As any coffee addict knows, in places where a decent cup of coffee is hard to find, you'll always find Nescafé. Though the coffee snob in me feels I should turn up my nose at instant coffee from a packet, I have a soft spot for those brown crystals that make it easy to find a steaming cup of hot coffee no matter where in the world you are.
Yes, that's probably the addict talking. But there is also something Proustian about drinking a cup of the reliable and unspectacular brew. It takes me back to eating breakfast on a jungle trek in Thailand, sitting in a damp house made of bamboo eating eggs cooked by our slightly terrifying guide, who had stripped down to his leopard-print Calvin Kleins as soon as we set up camp. Or sitting in a red-brocade-covered room in an old hotel in Beijing with my husband, taking a deep breath before plunging into the frantic crush of the morning subway station. Or, more recently, peacefully eating pastries in a bright bakery run by three sisters in Lebanon, watching local women come in with their jars of za'atar spice blend, which the sisters spread onto dough with olive oil and baked until browned and chewy.

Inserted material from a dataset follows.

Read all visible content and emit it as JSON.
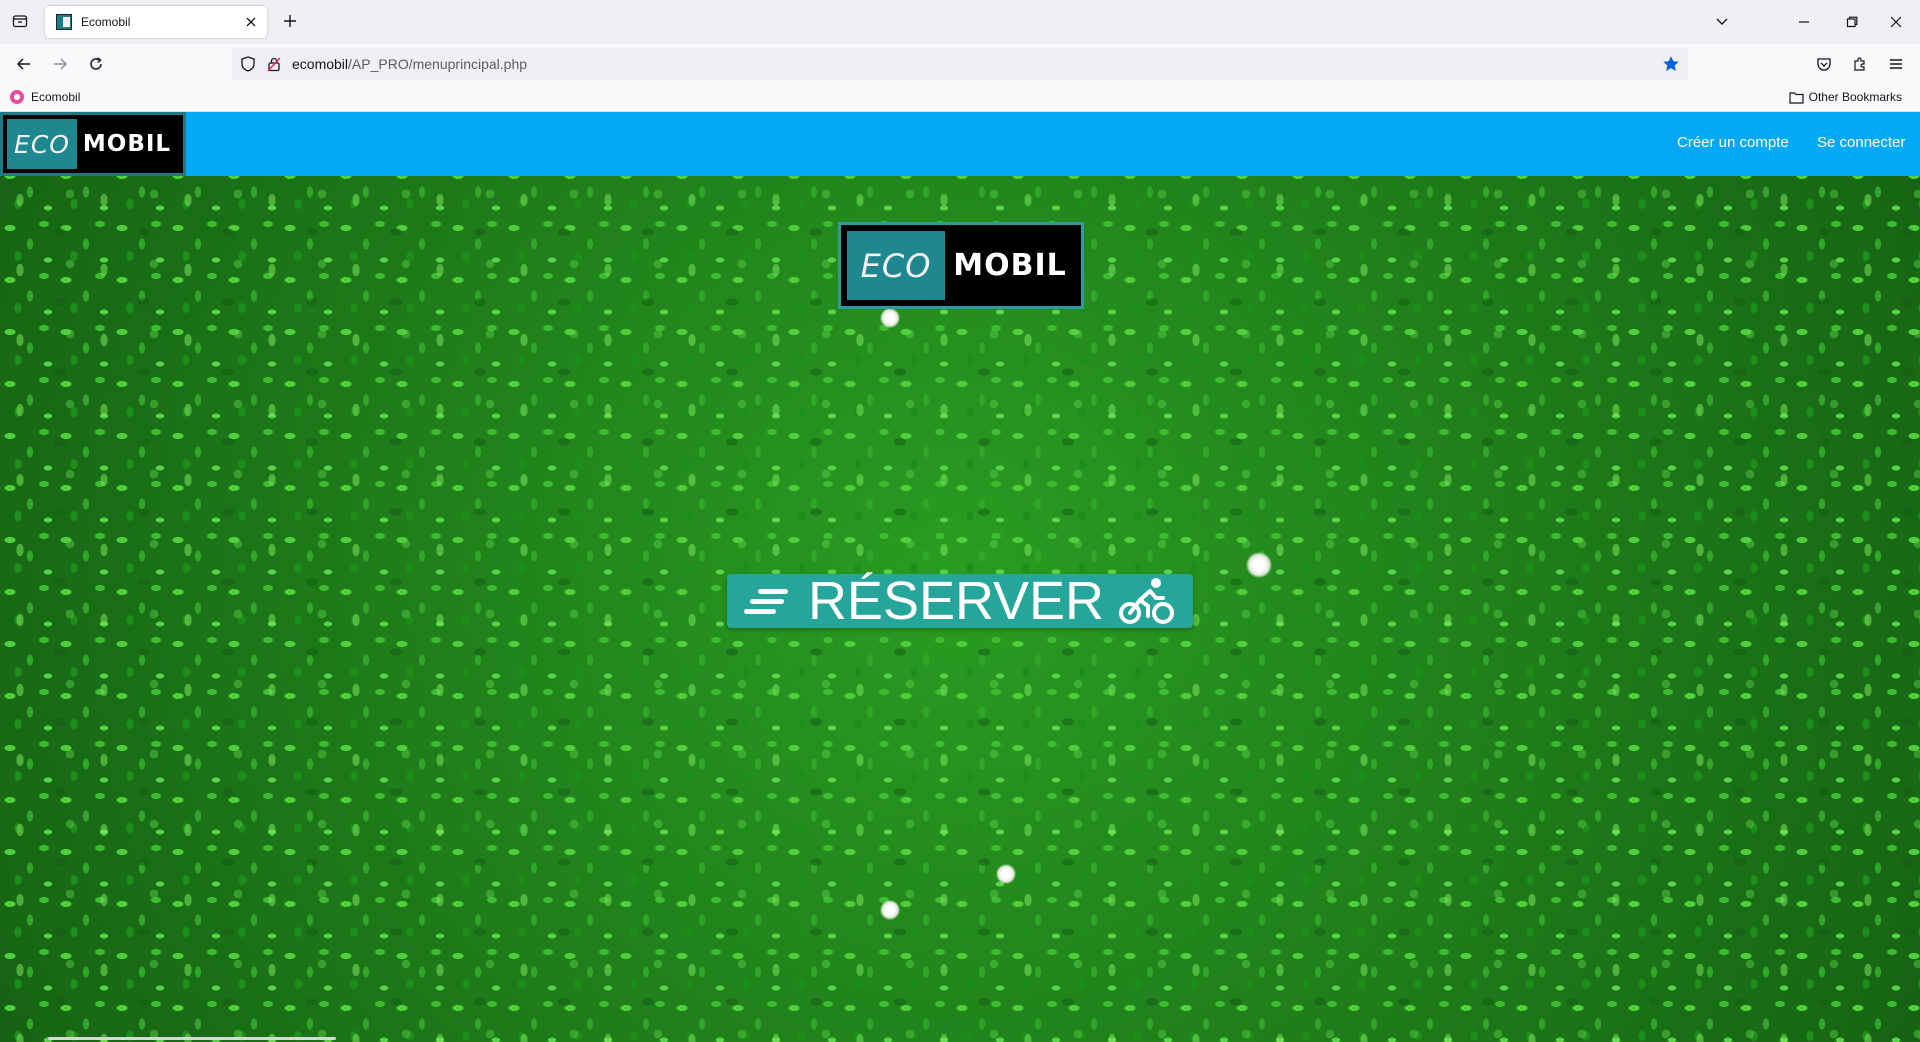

No, Nescafé isn't the best coffee you'll ever drink. But when you travel, doesn't it sometimes feel like the best cup of coffee you've ever had?